4.  Characteristics of Pesticide-Related Hospitalizations, Louisiana, 1998–2007 
Public Health Reports  2010;125(3):457-467.
Pesticides are widely used on agricultural crops and in homes, workplaces, and public spaces. Exposure to pesticides can cause acute and chronic health effects. We analyzed data from the Louisiana Hospital Inpatient Discharge Database from 1998 through 2007 to characterize hospitalizations involving pesticides.
Data for the study period consisted of 384 pesticide-related hospitalizations. We used demographic information and diagnosis codes for analysis.
Males consistently had higher hospitalization rates than females (p=0.0073). Children aged 0–4 years had the highest pesticide-related hospitalization rate of all age groups (2.69 hospitalizations per 100,000); children aged 5–9 years had the lowest rate (0.36 hospitalizations per 100,000). Compared with adults, children had a higher rate of disinfectant exposure (15% vs. 5%; odds ratio [OR] = 3.41, 95% confidence interval [CI] 1.61, 7.21; p=0.0008) and rodenticide exposure (14% vs. 2%; OR=8.55, 95% CI 3.07, 23.78; p<0.0001). Rural parishes (counties) were more likely than urban parishes to have higher pesticide hospitalization rates (OR=4.72, 95% CI 2.34, 9.54; p<0.0001). Intentional poisonings accounted for 27% of cases. Only eight cases were coded as work-related.
Analyzing pesticide-related hospitalization data provides important information about some of the most severe pesticide poisoning cases. Significant findings include the elevated rate of hospitalizations among young children and men, and the large proportion of self-inflicted poisonings. Health departments and health-care providers may use these findings to target outreach and prevention activities.
PMCID: PMC2848271  PMID: 20433041
5.  West Nile Virus Economic Impact, Louisiana, 2002 
Emerging Infectious Diseases  2004;10(10):1736-1744.
2002 WNV epidemic in Louisiana incurred substantial short-term economic costs

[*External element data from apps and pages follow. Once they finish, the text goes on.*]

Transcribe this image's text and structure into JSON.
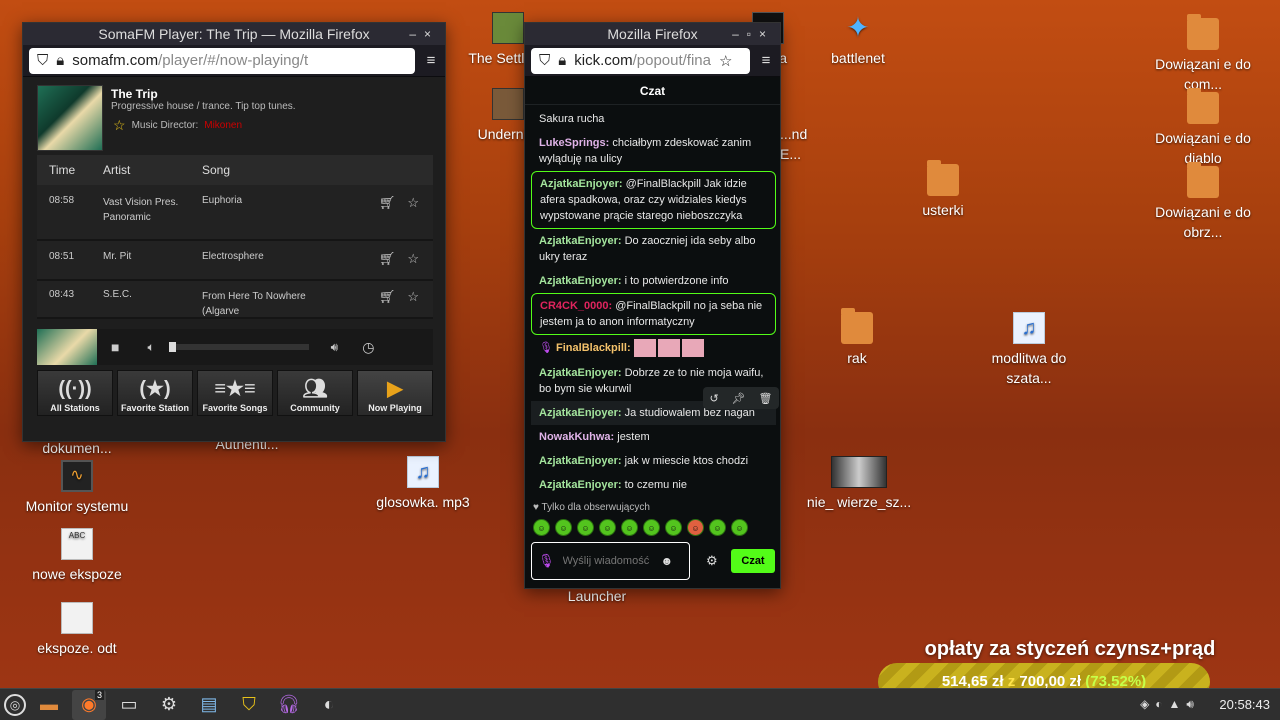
{
  "desktop": {
    "icons": [
      {
        "label": "The Settler...",
        "x": 0
      },
      {
        "label": "Underni...",
        "x": 0
      },
      {
        "label": "...nda ...xe",
        "x": 0
      },
      {
        "label": "...nd E...",
        "x": 0
      },
      {
        "label": "battlenet"
      },
      {
        "label": "Dowiązani e do com..."
      },
      {
        "label": "Dowiązani e do diablo"
      },
      {
        "label": "Dowiązani e do obrz..."
      },
      {
        "label": "usterki"
      },
      {
        "label": "rak"
      },
      {
        "label": "modlitwa do szata..."
      },
      {
        "label": "dokumen..."
      },
      {
        "label": "Authenti..."
      },
      {
        "label": "Monitor systemu"
      },
      {
        "label": "glosowka. mp3"
      },
      {
        "label": "nie_ wierze_sz..."
      },
      {
        "label": "nowe ekspoze"
      },
      {
        "label": "Launcher"
      },
      {
        "label": "ekspoze. odt"
      }
    ]
  },
  "soma": {
    "window_title": "SomaFM Player: The Trip — Mozilla Firefox",
    "url_main": "somafm.com",
    "url_path": "/player/#/now-playing/t",
    "station_title": "The Trip",
    "station_desc": "Progressive house / trance. Tip top tunes.",
    "director_label": "Music Director:",
    "director_name": "Mikonen",
    "headers": {
      "time": "Time",
      "artist": "Artist",
      "song": "Song"
    },
    "rows": [
      {
        "time": "08:58",
        "artist": "Vast Vision Pres. Panoramic",
        "song": "Euphoria"
      },
      {
        "time": "08:51",
        "artist": "Mr. Pit",
        "song": "Electrosphere"
      },
      {
        "time": "08:43",
        "artist": "S.E.C.",
        "song": "From Here To Nowhere (Algarve"
      }
    ],
    "volume": 0.05,
    "nav": [
      "All Stations",
      "Favorite Station",
      "Favorite Songs",
      "Community",
      "Now Playing"
    ]
  },
  "kick": {
    "window_title": "Mozilla Firefox",
    "url_main": "kick.com",
    "url_path": "/popout/fina",
    "chat_title": "Czat",
    "messages": [
      {
        "user": "",
        "text": "Sakura rucha"
      },
      {
        "user": "LukeSprings:",
        "text": "chciałbym zdeskować zanim wyląduję na ulicy"
      },
      {
        "user": "AzjatkaEnjoyer:",
        "text": "@FinalBlackpill Jak idzie afera spadkowa, oraz czy widziales kiedys wypstowane prącie starego nieboszczyka"
      },
      {
        "user": "AzjatkaEnjoyer:",
        "text": "Do zaoczniej ida seby albo ukry teraz"
      },
      {
        "user": "AzjatkaEnjoyer:",
        "text": "i to potwierdzone info"
      },
      {
        "user": "CR4CK_0000:",
        "text": "@FinalBlackpill no ja seba nie jestem ja to anon informatyczny"
      },
      {
        "user": "FinalBlackpill:",
        "text": ""
      },
      {
        "user": "AzjatkaEnjoyer:",
        "text": "Dobrze ze to nie moja waifu, bo bym sie wkurwil"
      },
      {
        "user": "AzjatkaEnjoyer:",
        "text": "Ja studiowalem bez nagan"
      },
      {
        "user": "NowakKuhwa:",
        "text": "jestem"
      },
      {
        "user": "AzjatkaEnjoyer:",
        "text": "jak w miescie ktos chodzi"
      },
      {
        "user": "AzjatkaEnjoyer:",
        "text": "to czemu nie"
      }
    ],
    "followers_only": "Tylko dla obserwujących",
    "input_placeholder": "Wyślij wiadomość",
    "send_label": "Czat"
  },
  "donation": {
    "title": "opłaty za styczeń czynsz+prąd",
    "current": "514,65 zł",
    "of": "z",
    "goal": "700,00 zł",
    "percent": "(73.52%)",
    "progress": 0.7352
  },
  "taskbar": {
    "clock": "20:58:43",
    "firefox_badge": "3"
  }
}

West Nile virus (WNV) is transmitted by mosquitoes and can cause illness in humans ranging from mild fever to encephalitis. In 2002, a total of 4,156 WNV cases were reported in the United States; 329 were in Louisiana. To estimate the economic impact of the 2002 WNV epidemic in Louisiana, we collected data from hospitals, a patient questionnaire, and public offices. Hospital charges were converted to economic costs by using Medicare cost-to-charge ratios. The estimated cost of the Louisiana epidemic was $20.1 million from June 2002 to February 2003, including a $10.9 million cost of illness ($4.4 million medical and $6.5 million nonmedical costs) and a $9.2 million cost of public health response. These data indicate a substantial short-term cost of the WNV disease epidemic in Louisiana.
PMCID: PMC3323281  PMID: 15504258
West Nile virus; cost of illness; hospital costs; disease outbreaks; perspective
6.  West Nile Epidemic in Louisiana in 2002 
The Ochsner Journal  2003;5(3):13-15.
In 2002, 329 cases of West Nile illness were reported in Louisiana, including 204 cases of West Nile meningoencephalitis and 125 cases of West Nile fever. Clinical presentation of meningoencephalitis or of West Nile fever was confirmed serologically. There were 24 deaths. Age group distribution showed predominance among persons aged 45 years or older. The epidemic curve, based on date of diagnosis, showed numerous foci progressing in successive waves. The first cases occurred in mid-June. A peak was reached by the first week of August, after which the epidemic progressively subsided.
PMCID: PMC3111823  PMID: 21765763

Results 1-6 (6)